After visiting the video How the Dutch Got Their Cycle Paths, by Markenlei, I had a better understanding of this cultural shift. I think many American’s think that the Dutch naturally through their genes are drawn to the bicycle. However, that was not always the case. A culture against the slaughter of innocent people by motor vehicles and the irreparable damage being done to the earth by carbon emissions were the leading causes in spurring a country to take up alternative means of transportation.
The most enlightening aspect of this historical account is the fact that Dutch were on the same trajectory as the United States in terms of car use and growth. Shortly after WWII the car became the idealized means of transport. A status symbol of prosperity and the rebirth of a nation. Moving into the 1950’s and 1960’s, the same form of “urban renewal” took place. The destruction of buildings and cities to make way for widening streets and parking lots to accommodate the growing demand. And in the 1970’s the same oil and economic crisis hit the Netherlands, devastating the nation. However, at this point in time is where the Dutch reached a pinnacle conclusion that would forever change their nation, culture, and lifestyle. As deaths from motor vehicles steadily rose (3300 deaths in 1971 alone, and of those deaths, 400 were children under the age of 14) the public declared a crisis. This public outcry coincided with the oil crisis and politicians used this historical moment to forever change transportation in the Netherlands.

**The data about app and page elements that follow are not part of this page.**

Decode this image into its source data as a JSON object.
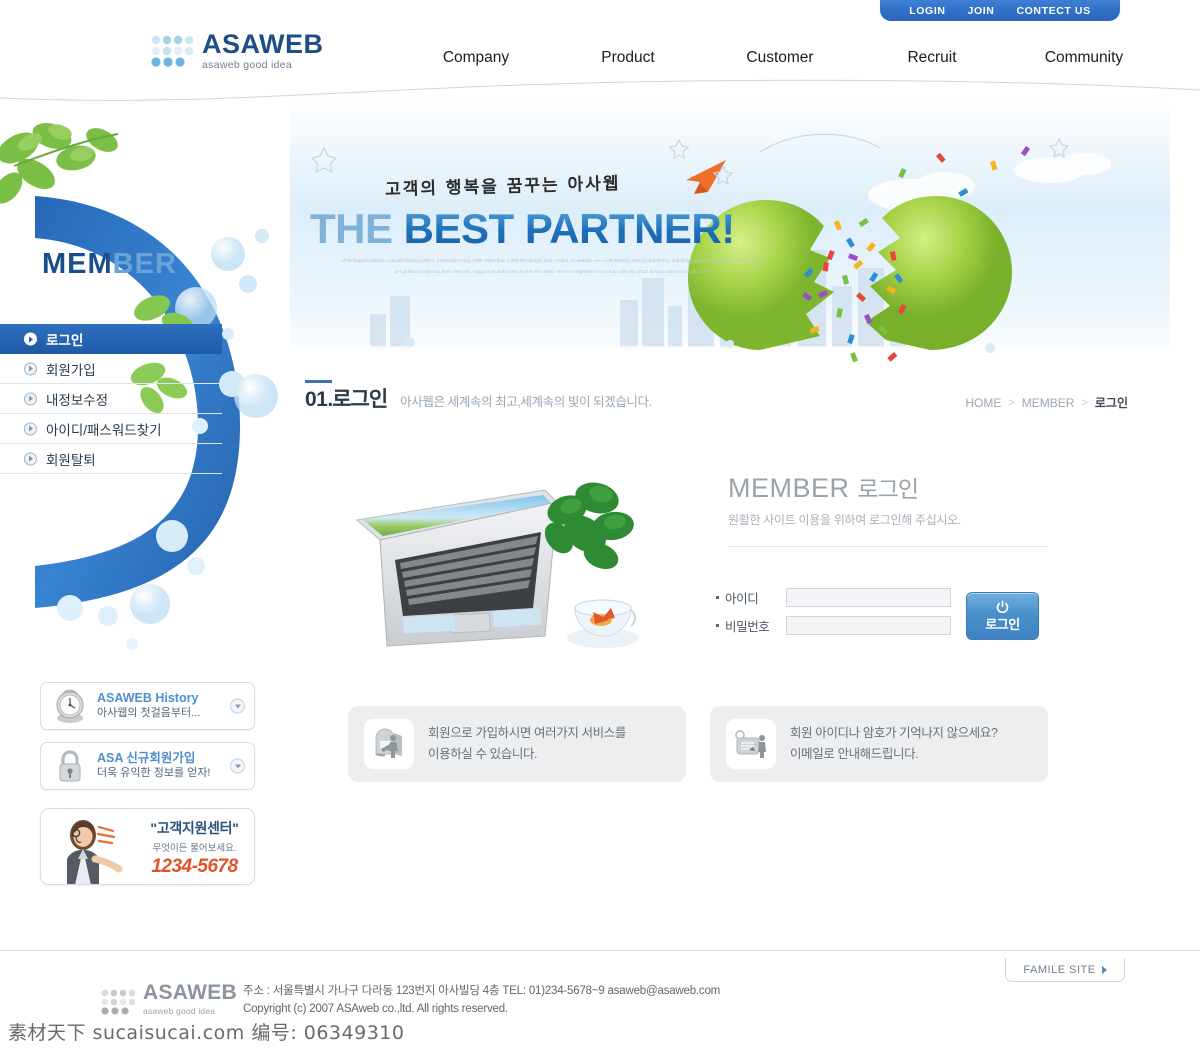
{
  "topbar": {
    "links": [
      {
        "label": "LOGIN"
      },
      {
        "label": "JOIN"
      },
      {
        "label": "CONTECT US"
      }
    ],
    "bg_color": "#2f6fc6"
  },
  "header": {
    "logo_title": "ASAWEB",
    "logo_tagline": "asaweb good idea",
    "nav": [
      {
        "label": "Company"
      },
      {
        "label": "Product"
      },
      {
        "label": "Customer"
      },
      {
        "label": "Recruit"
      },
      {
        "label": "Community"
      }
    ]
  },
  "sidebar": {
    "title_part1": "MEM",
    "title_part2": "BER",
    "menu": [
      {
        "label": "로그인",
        "active": true
      },
      {
        "label": "회원가입",
        "active": false
      },
      {
        "label": "내정보수정",
        "active": false
      },
      {
        "label": "아이디/패스워드찾기",
        "active": false
      },
      {
        "label": "회원탈퇴",
        "active": false
      }
    ],
    "banners": [
      {
        "title": "ASAWEB  History",
        "sub": "아사웹의 첫걸음부터..."
      },
      {
        "title": "ASA 신규회원가입",
        "sub": "더욱 유익한 정보를 얻자!"
      }
    ],
    "support": {
      "title": "\"고객지원센터\"",
      "sub": "무엇이든 물어보세요.",
      "phone": "1234-5678"
    }
  },
  "hero": {
    "handwriting": "고객의 행복을 꿈꾸는 아사웹",
    "main_light": "THE ",
    "main_bold": "BEST PARTNER!",
    "description": "of the biggest domain and web hosting sites in Korea since May 1999. More than 1,800,000 people have visited our website we e-web hosting, web programming, and homepage building services. We are very proud that our site has been cited ers, magazines and books all over the world.  We have registered more than 100,000 gTLD domain names such as .COM."
  },
  "page": {
    "number": "01",
    "dot": ".",
    "title": "로그인",
    "subtitle": "아사웹은 세계속의 최고,세계속의 빛이 되겠습니다.",
    "breadcrumb": [
      {
        "label": "HOME"
      },
      {
        "label": "MEMBER"
      },
      {
        "label": "로그인"
      }
    ]
  },
  "login": {
    "heading_en": "MEMBER",
    "heading_kr": "로그인",
    "subtitle": "원활한 사이트 이용을 위하여 로그인해 주십시오.",
    "fields": [
      {
        "label": "아이디",
        "value": "",
        "placeholder": ""
      },
      {
        "label": "비밀번호",
        "value": "",
        "placeholder": ""
      }
    ],
    "button_label": "로그인",
    "button_color": "#4a90cc"
  },
  "info_boxes": [
    {
      "line1": "회원으로 가입하시면 여러가지 서비스를",
      "line2": "이용하실 수 있습니다.",
      "icon": "door-person-icon"
    },
    {
      "line1": "회원 아이디나 암호가 기억나지 않으세요?",
      "line2": "이메일로 안내해드립니다.",
      "icon": "document-person-icon"
    }
  ],
  "footer": {
    "famile_site": "FAMILE SITE",
    "logo_title": "ASAWEB",
    "logo_tagline": "asaweb good idea",
    "address": "주소 : 서울특별시 가나구 다라동 123번지 아사빌딩 4층 TEL: 01)234-5678~9 asaweb@asaweb.com",
    "copyright": "Copyright (c) 2007 ASAweb  co.,ltd. All rights reserved."
  },
  "watermark": "素材天下 sucaisucai.com  编号: 06349310"
}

Deliberate choices (as supported by the nation) influenced design, policy and education in the Netherlands. Financed by the national government- the first cycle route was built. The cycle route increased cycling by 30 to 60 percent (percentage dependant on city – not national percentage rate). This proved the theory that “if you build it, they will come”, this concept can be easily seen in Portland, Seattle, and Minneapolis where investments in bike and ped. infrastructure increases use of those modes. The shift from car-centric policies to ones that promote other modes is not an easy feat. It took political will on a national and municipal level and public intolerance of vehicular related deaths to make the shift.
Although I live in the U.S. which remained car-centric after the 1970’s oil crisis and continues to support personal vehicles as a valid means transport. I admire, and perhaps a little envious, of the fact that the people of the Netherlands recognized the deaths of innocent people in their communities, and the environmental degradations that was happening, and opted take responsibility and acted on it in a selfless way. The safety for their children rather than the connivance of mobility was a priority, and that the nation as a whole was represented by their leaders and forever changed culture.